In this collection of personal essays, Mary Beath often does follow trails in solitude--both literally and metaphorically. With the focus of a scientist, the attention to detail of an artist, and the lyrical language of a poet, she recasts a classic American tale: travel from the East westward and remake your life.
Beath lived for ten years in New York City's East Village in the 1980s before she moved to New Mexico. Whether on a solo hike in the San Juan Mountains weighing risk and choice in unexpected encounters, diving in the Sea of Cortez hoping to make peace with traditional biology, or lobbying for wilderness on Capitol Hill, she never fails to engage the reader on multiple levels, within a natural world that includes humans. This book will resonate with anyone who values self-reliance and celebrates the West's rich and complex landscapes.
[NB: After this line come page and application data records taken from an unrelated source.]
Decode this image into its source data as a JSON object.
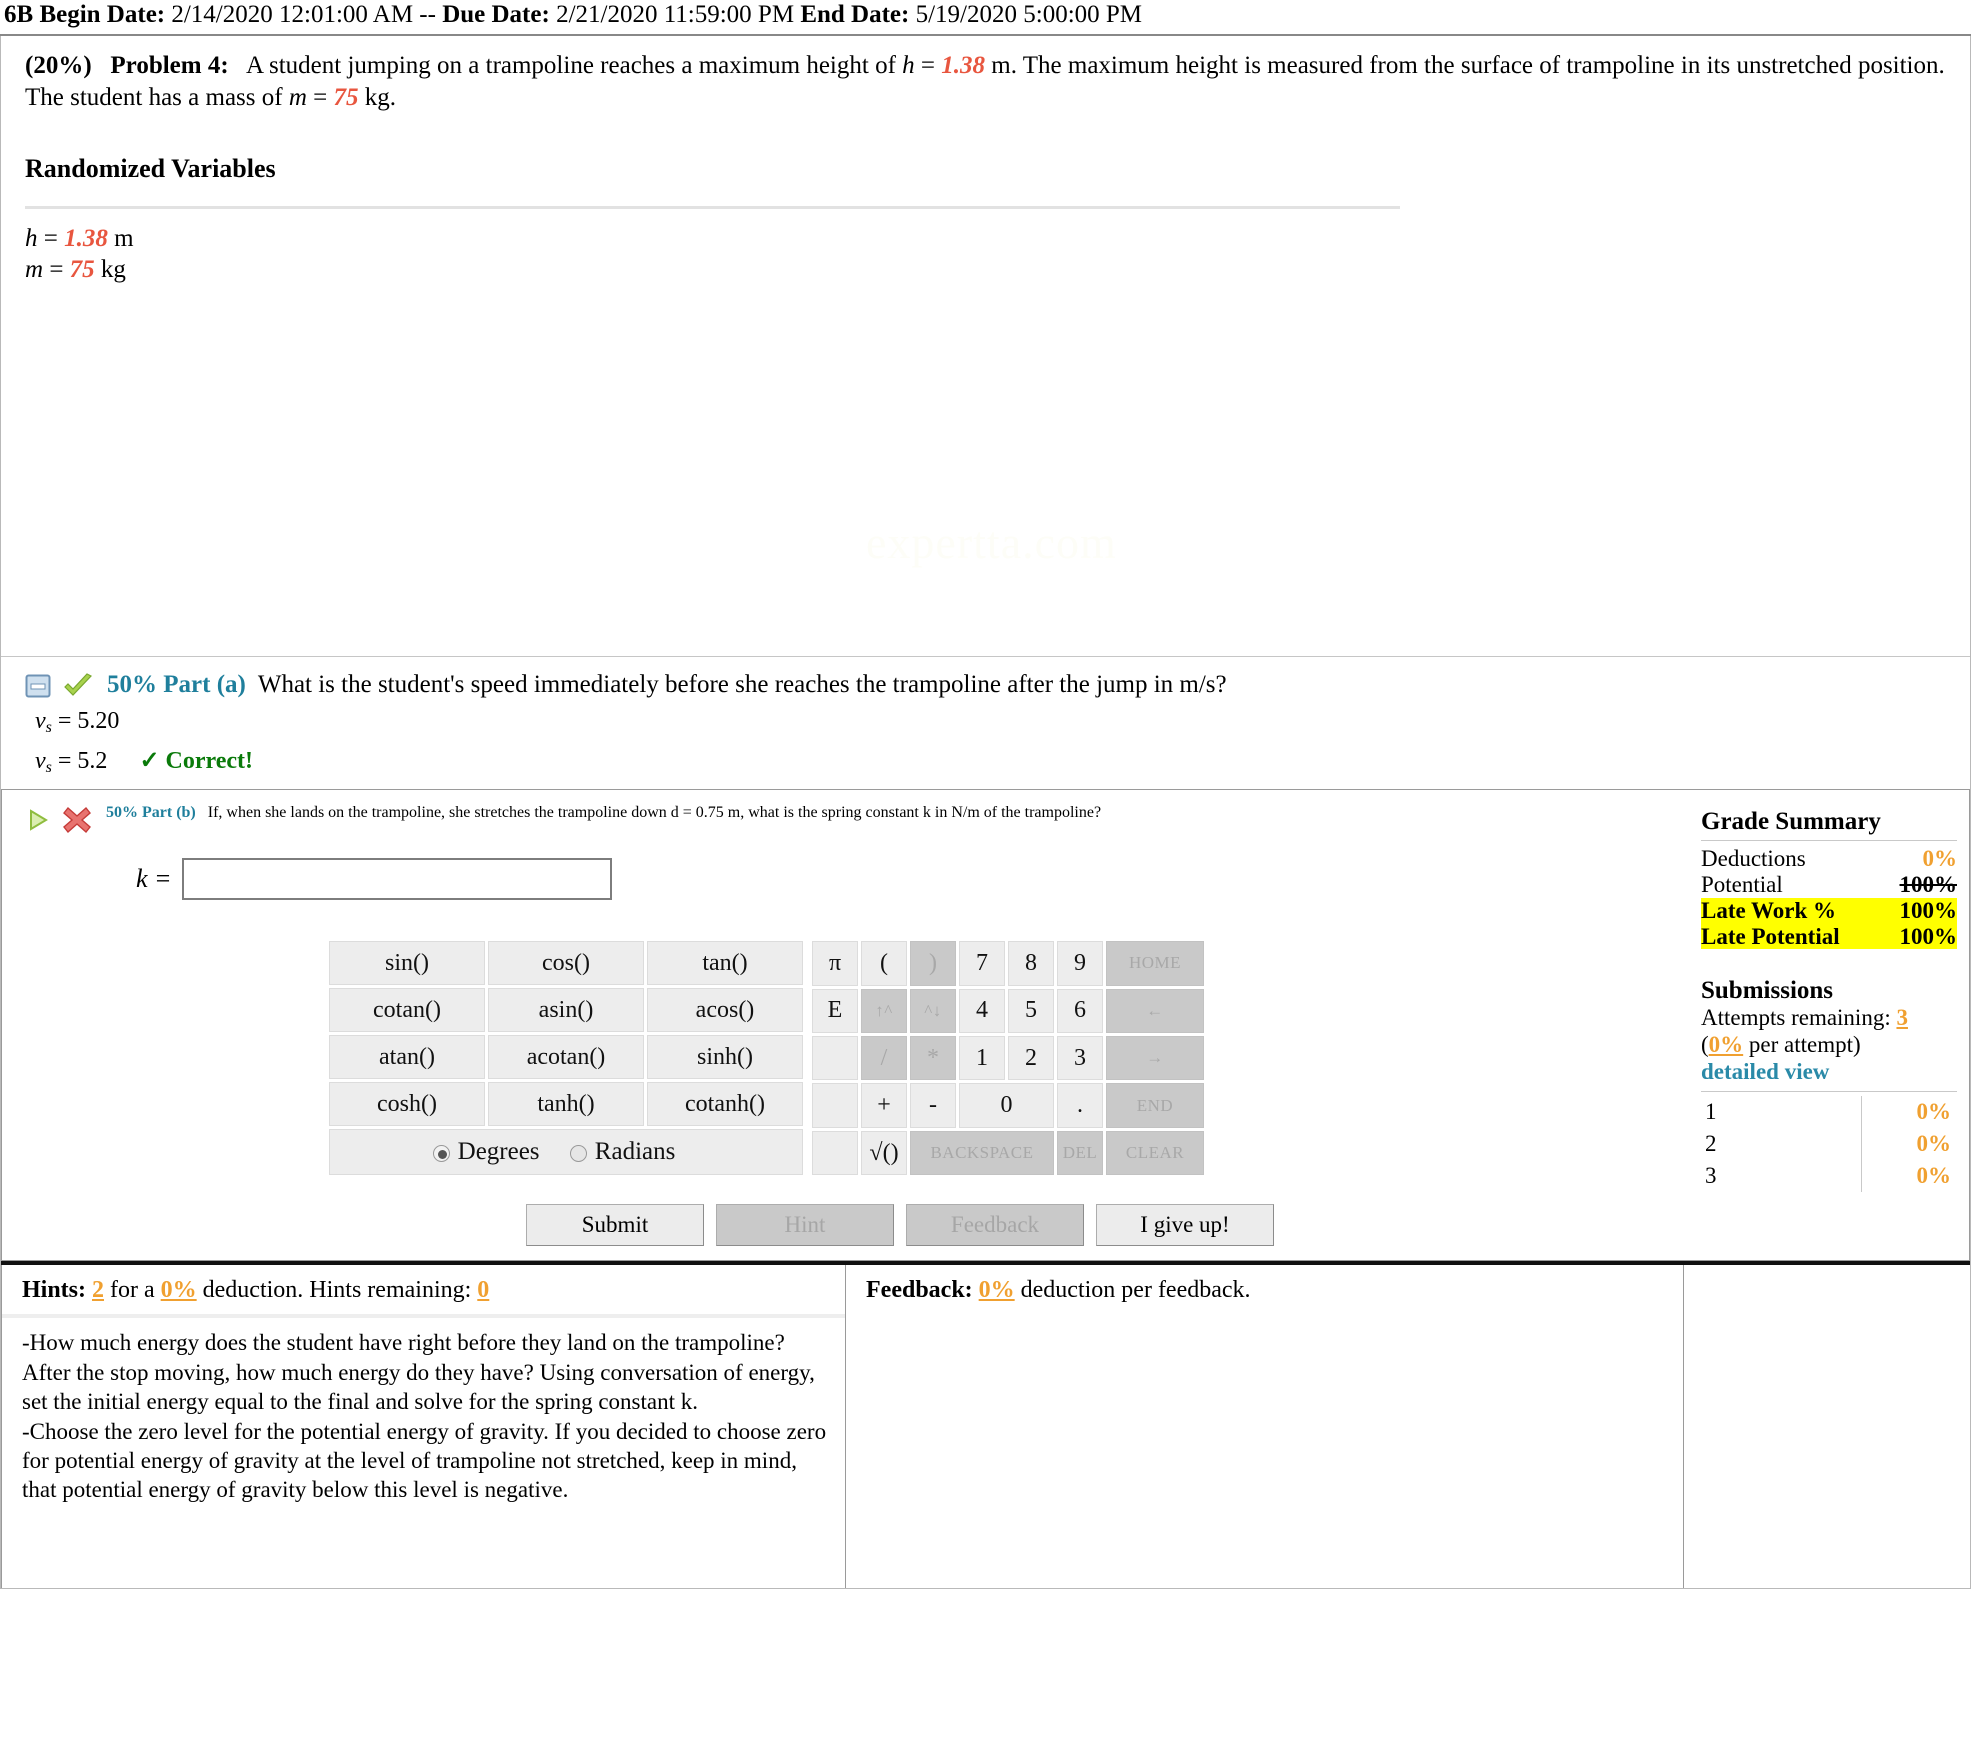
{
  "topbar": {
    "prefix": "6B",
    "begin_label": "Begin Date:",
    "begin_value": "2/14/2020 12:01:00 AM",
    "separator": "--",
    "due_label": "Due Date:",
    "due_value": "2/21/2020 11:59:00 PM",
    "end_label": "End Date:",
    "end_value": "5/19/2020 5:00:00 PM"
  },
  "problem": {
    "weight": "(20%)",
    "number": "Problem 4:",
    "text_1": "A student jumping on a trampoline reaches a maximum height of",
    "var_h_name": "h",
    "var_h_eq": "=",
    "var_h_value": "1.38",
    "text_2": "m. The maximum height is measured from the surface of trampoline in its unstretched position. The student has a mass of",
    "var_m_name": "m",
    "var_m_eq": "=",
    "var_m_value": "75",
    "text_3": "kg.",
    "randomized_title": "Randomized Variables",
    "randomized": [
      {
        "name": "h",
        "eq": "=",
        "value": "1.38",
        "unit": "m"
      },
      {
        "name": "m",
        "eq": "=",
        "value": "75",
        "unit": "kg"
      }
    ],
    "watermark": "expertta.com"
  },
  "part_a": {
    "weight_label": "50% Part (a)",
    "question": "What is the student's speed immediately before she reaches the trampoline after the jump in m/s?",
    "entered_var": "v",
    "entered_sub": "s",
    "entered_eq": "= 5.20",
    "graded_var": "v",
    "graded_sub": "s",
    "graded_eq": "= 5.2",
    "status": "✓ Correct!",
    "collapse_icon": "collapse-box-icon",
    "status_icon": "green-check-icon"
  },
  "part_b": {
    "weight_label": "50% Part (b)",
    "question": "If, when she lands on the trampoline, she stretches the trampoline down d = 0.75 m, what is the spring constant k in N/m of the trampoline?",
    "expand_icon": "green-play-icon",
    "status_icon": "red-x-icon",
    "answer_label": "k =",
    "answer_value": "",
    "answer_placeholder": ""
  },
  "calculator": {
    "functions": [
      [
        "sin()",
        "cos()",
        "tan()"
      ],
      [
        "cotan()",
        "asin()",
        "acos()"
      ],
      [
        "atan()",
        "acotan()",
        "sinh()"
      ],
      [
        "cosh()",
        "tanh()",
        "cotanh()"
      ]
    ],
    "consts": [
      "π",
      "E",
      "",
      "",
      ""
    ],
    "ops": [
      [
        "(",
        ")"
      ],
      [
        "↑^",
        "^↓"
      ],
      [
        "/",
        "*"
      ],
      [
        "+",
        "-"
      ],
      [
        "√()",
        ""
      ]
    ],
    "numbers": [
      [
        "7",
        "8",
        "9"
      ],
      [
        "4",
        "5",
        "6"
      ],
      [
        "1",
        "2",
        "3"
      ]
    ],
    "zero": "0",
    "dot": ".",
    "nav": [
      "HOME",
      "←",
      "→",
      "END"
    ],
    "bottom": [
      "BACKSPACE",
      "DEL",
      "CLEAR"
    ],
    "angle_mode": {
      "degrees_label": "Degrees",
      "radians_label": "Radians",
      "selected": "Degrees"
    }
  },
  "buttons": {
    "submit": "Submit",
    "hint": "Hint",
    "feedback": "Feedback",
    "give_up": "I give up!"
  },
  "grade_summary": {
    "title": "Grade Summary",
    "deductions_label": "Deductions",
    "deductions_value": "0%",
    "potential_label": "Potential",
    "potential_value": "100%",
    "late_work_label": "Late Work %",
    "late_work_value": "100%",
    "late_potential_label": "Late Potential",
    "late_potential_value": "100%"
  },
  "submissions": {
    "title": "Submissions",
    "attempts_label": "Attempts remaining:",
    "attempts_value": "3",
    "per_attempt_open": "(",
    "per_attempt_value": "0%",
    "per_attempt_text": " per attempt)",
    "detailed_view": "detailed view",
    "rows": [
      {
        "n": "1",
        "pct": "0%"
      },
      {
        "n": "2",
        "pct": "0%"
      },
      {
        "n": "3",
        "pct": "0%"
      }
    ]
  },
  "hints": {
    "label": "Hints:",
    "count": "2",
    "for_a": "for a",
    "deduction_pct": "0%",
    "deduction_text": "deduction. Hints remaining:",
    "remaining": "0",
    "body_1": "-How much energy does the student have right before they land on the trampoline? After the stop moving, how much energy do they have? Using conversation of energy, set the initial energy equal to the final and solve for the spring constant k.",
    "body_2": "-Choose the zero level for the potential energy of gravity. If you decided to choose zero for potential energy of gravity at the level of trampoline not stretched, keep in mind, that potential energy of gravity below this level is negative."
  },
  "feedback": {
    "label": "Feedback:",
    "pct": "0%",
    "text": "deduction per feedback.",
    "body": ""
  },
  "colors": {
    "accent_blue": "#1f7f9c",
    "orange": "#f0a030",
    "random_var": "#e8563f",
    "correct_green": "#0a7a0a",
    "highlight": "#ffff00"
  }
}
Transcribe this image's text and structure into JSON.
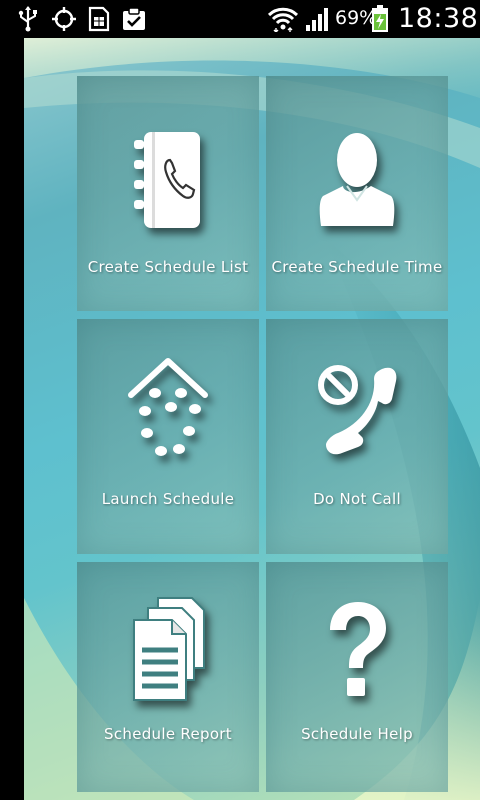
{
  "status_bar": {
    "battery_percent": "69%",
    "time": "18:38",
    "icons": [
      "usb-icon",
      "gps-icon",
      "sim-card-icon",
      "clipboard-check-icon",
      "wifi-icon",
      "signal-icon",
      "battery-charging-icon"
    ]
  },
  "tiles": [
    {
      "label": "Create Schedule List",
      "icon": "contacts-book-icon"
    },
    {
      "label": "Create Schedule Time",
      "icon": "person-icon"
    },
    {
      "label": "Launch Schedule",
      "icon": "dial-pad-launch-icon"
    },
    {
      "label": "Do Not Call",
      "icon": "do-not-call-icon"
    },
    {
      "label": "Schedule Report",
      "icon": "documents-report-icon"
    },
    {
      "label": "Schedule Help",
      "icon": "question-mark-icon"
    }
  ],
  "colors": {
    "tile_background": "#6aa9a8",
    "wallpaper": "#5ec0cf",
    "text": "#ffffff"
  }
}
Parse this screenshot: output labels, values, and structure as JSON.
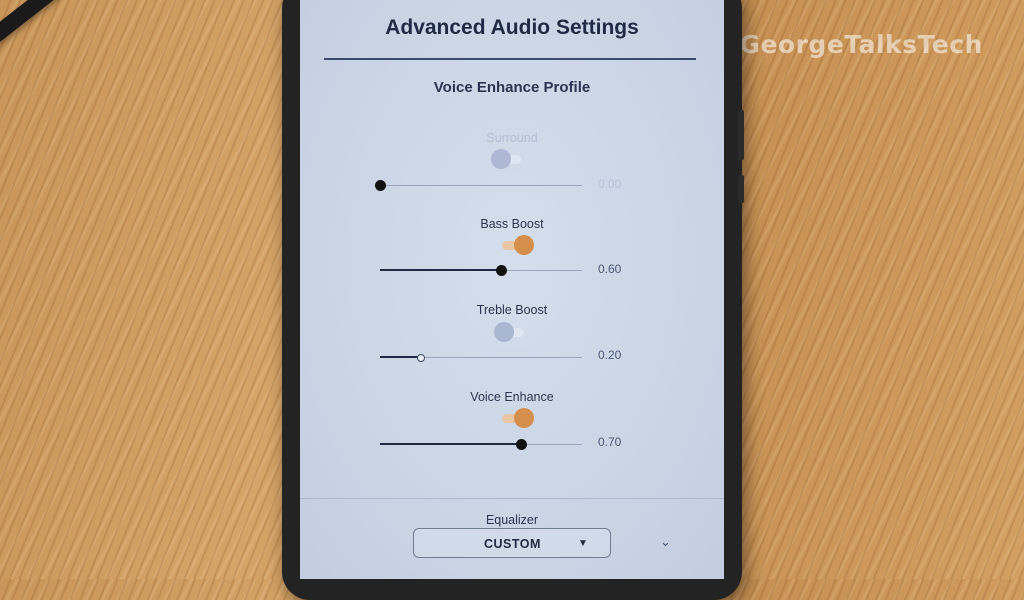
{
  "header": {
    "title": "Advanced Audio Settings"
  },
  "profile": {
    "label": "Voice Enhance Profile"
  },
  "effects": [
    {
      "label": "Surround",
      "enabled": false,
      "level": 0.0,
      "value_text": "0.00"
    },
    {
      "label": "Bass Boost",
      "enabled": true,
      "level": 0.6,
      "value_text": "0.60"
    },
    {
      "label": "Treble Boost",
      "enabled": false,
      "level": 0.2,
      "value_text": "0.20"
    },
    {
      "label": "Voice Enhance",
      "enabled": true,
      "level": 0.7,
      "value_text": "0.70"
    }
  ],
  "equalizer": {
    "label": "Equalizer",
    "selected": "CUSTOM"
  },
  "icons": {
    "dropdown": "caret-down-icon",
    "expand": "chevron-down-icon"
  },
  "watermark": "#GeorgeTalksTech",
  "colors": {
    "accent": "#d48f4d",
    "text": "#1f2a44",
    "screen": "#ccd6e6"
  }
}
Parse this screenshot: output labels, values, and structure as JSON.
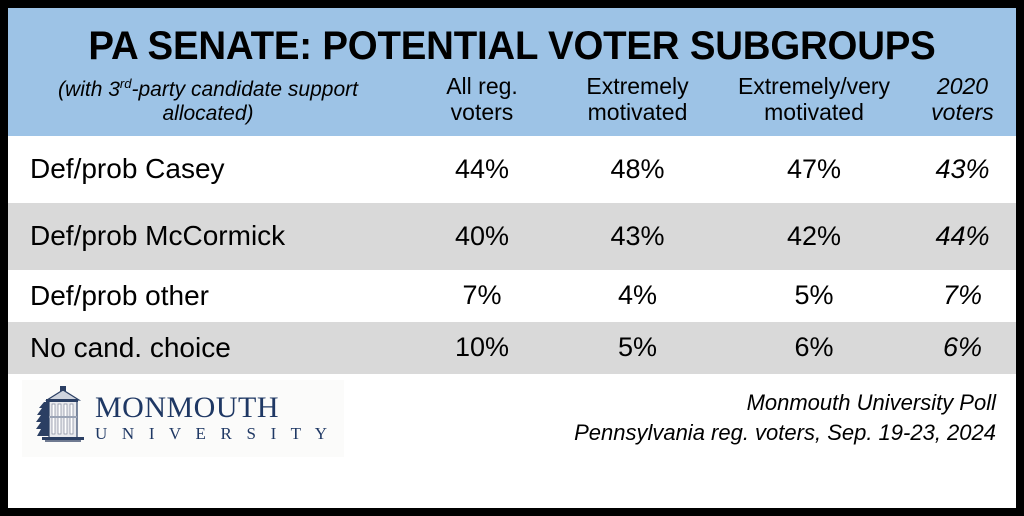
{
  "title": "PA SENATE: POTENTIAL VOTER SUBGROUPS",
  "subtitle": {
    "before": "(with 3",
    "superscript": "rd",
    "after": "-party candidate support allocated)",
    "full": "(with 3rd-party candidate support allocated)"
  },
  "columns": [
    {
      "id": "all_reg_voters",
      "line1": "All reg.",
      "line2": "voters",
      "italic": false
    },
    {
      "id": "extremely_motivated",
      "line1": "Extremely",
      "line2": "motivated",
      "italic": false
    },
    {
      "id": "extremely_very_motivated",
      "line1": "Extremely/very",
      "line2": "motivated",
      "italic": false
    },
    {
      "id": "voters_2020",
      "line1": "2020",
      "line2": "voters",
      "italic": true
    }
  ],
  "rows": [
    {
      "label": "Def/prob Casey",
      "values": [
        "44%",
        "48%",
        "47%",
        "43%"
      ],
      "shaded": false
    },
    {
      "label": "Def/prob McCormick",
      "values": [
        "40%",
        "43%",
        "42%",
        "44%"
      ],
      "shaded": true
    },
    {
      "label": "Def/prob other",
      "values": [
        "7%",
        "4%",
        "5%",
        "7%"
      ],
      "shaded": false
    },
    {
      "label": "No cand. choice",
      "values": [
        "10%",
        "5%",
        "6%",
        "6%"
      ],
      "shaded": true
    }
  ],
  "logo": {
    "name": "MONMOUTH",
    "sub": "U N I V E R S I T Y",
    "icon": "monmouth-wilson-hall-icon"
  },
  "credit": {
    "line1": "Monmouth University Poll",
    "line2": "Pennsylvania reg. voters, Sep. 19-23, 2024"
  },
  "colors": {
    "header_band": "#9dc3e6",
    "row_shaded": "#d9d9d9",
    "row_plain": "#ffffff",
    "border": "#000000",
    "logo_navy": "#1f3864",
    "text": "#000000"
  }
}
"Whether navigating the fields of Zuni, the halls of Congress, or simply her own ruminations, Beath takes the reader on a journey through the wonders of the West."--U.S. Representative Tom Udall, NM
"I loved trekking with Mary Beath, her sweet song and vision leading the way through both dark and sun-drenched vales of soul-making. Hiking Alone is a generous and reflective book, lovely in language, sharp in observation."--Garrett Hongo, author of Volcano: A Memoir of Hawai'i